It’s mid-August and vegetable growers in most of the country are busy harvesting their bounty while figuring out ways to extend the season. I admire their dedication and skill. I mainly grow ornamentals, dabbling in tomatoes, herbs, lettuce and garlic. Perhaps I’d grow more edibles if I didn’t live in an area where driving to the highway means passing at least half a dozen roadside stands.
“Harvest time for vegetables” and “18 vegetables and how to store them” have tips on using your bountiful produce. And if you have an empty container or section of the veg plot, check out “Planting fall lettuces.”
Leaf chlorosis explained

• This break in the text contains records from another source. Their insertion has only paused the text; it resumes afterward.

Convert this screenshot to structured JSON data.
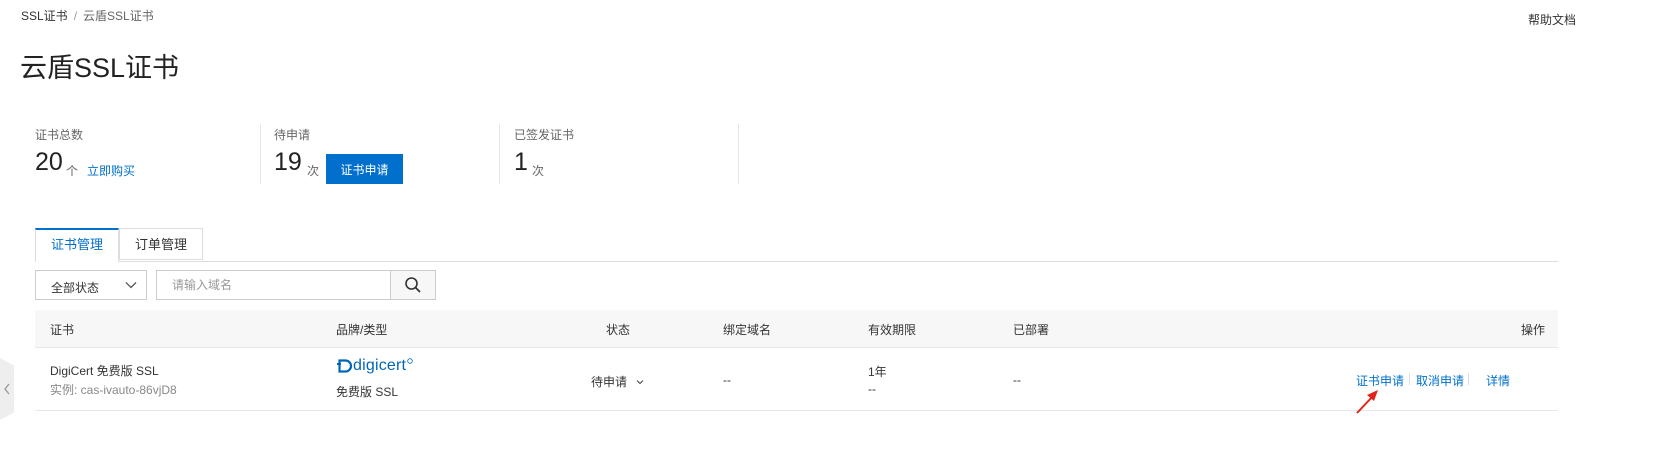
{
  "header": {
    "breadcrumb": [
      "SSL证书",
      "云盾SSL证书"
    ],
    "breadcrumb_sep": "/",
    "help_label": "帮助文档",
    "page_title": "云盾SSL证书"
  },
  "stats": [
    {
      "label": "证书总数",
      "value": "20",
      "unit": "个",
      "link": "立即购买"
    },
    {
      "label": "待申请",
      "value": "19",
      "unit": "次",
      "button": "证书申请"
    },
    {
      "label": "已签发证书",
      "value": "1",
      "unit": "次"
    }
  ],
  "tabs": [
    {
      "label": "证书管理",
      "active": true
    },
    {
      "label": "订单管理",
      "active": false
    }
  ],
  "filter": {
    "status_select": "全部状态",
    "search_placeholder": "请输入域名"
  },
  "table": {
    "columns": [
      "证书",
      "品牌/类型",
      "状态",
      "绑定域名",
      "有效期限",
      "已部署",
      "操作"
    ],
    "rows": [
      {
        "cert_name": "DigiCert 免费版 SSL",
        "instance": "实例: cas-ivauto-86vjD8",
        "brand": "digicert",
        "type": "免费版 SSL",
        "status": "待申请",
        "domain": "--",
        "validity": "1年",
        "validity_sub": "--",
        "deployed": "--",
        "actions": [
          "证书申请",
          "取消申请",
          "详情"
        ]
      }
    ]
  },
  "colors": {
    "accent": "#0070cc",
    "annotation_arrow": "#e0241b"
  }
}
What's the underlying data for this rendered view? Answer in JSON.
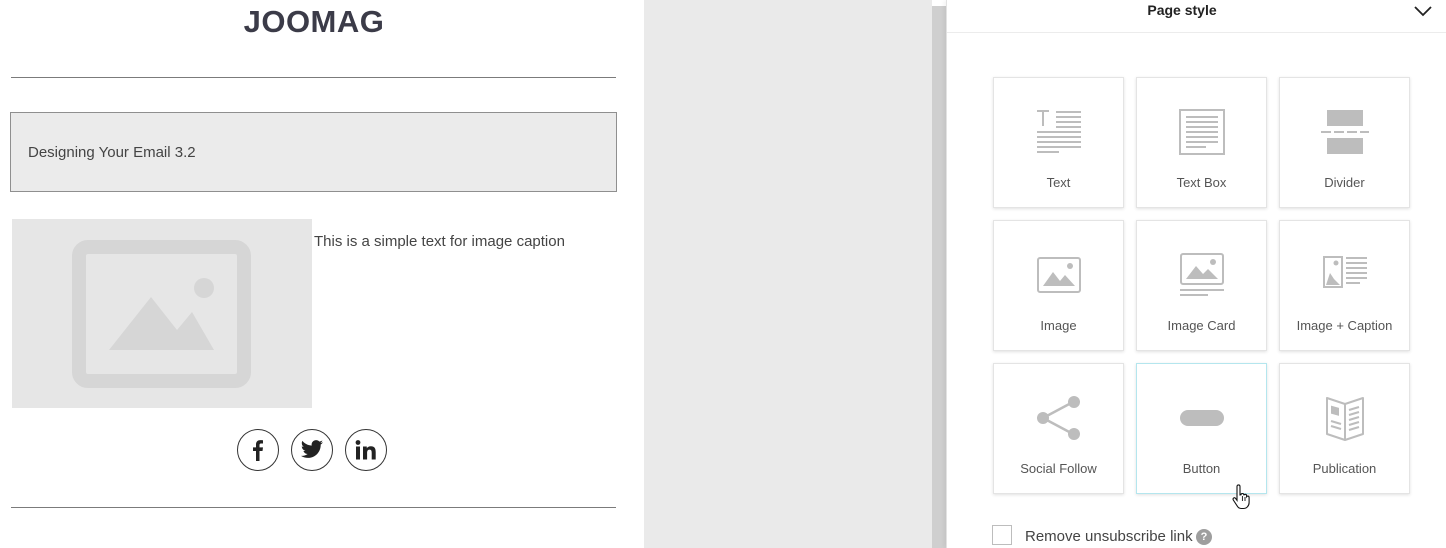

Yellowing leaves or stunted growth on plants in the garden doesn’t always indicate a nutrient deficiency. “Seeing leaf chlorosis?” on the ONnurserycrops Blog explains how to determine if other culprits, such as sucking insects, sudden temperature changes or reduced water uptake, might be the cause of chlorosis you see. However, once all other possibilities are ruled out, it might be time to submit leaf samples to a soil testing lab for foliar analysis.
Mapping pollinator gardens
An eco reserve in Cambridge, Ont., is building a pollinator map, and looking for people to sign up to help with the task. A CBC report says the map will go from Waterloo to Toronto. Anyone with a garden can participate.
Guide to hybridizing daylilies
Paul Gellatly, former director of horticulture at Toronto Botanical Garden and also known as the Tattooed Gardener, describes how to hybridize daylilies in a Winnipeg Free Press article by Colleen Zacharias. According to the article, Gellatly grows more than 400 daylilies in his Toronto garden, has registered 32 new cultivars with the American Hemerocallis Society and plans to register five or six more this year. Definitely an expert on these popular perennials.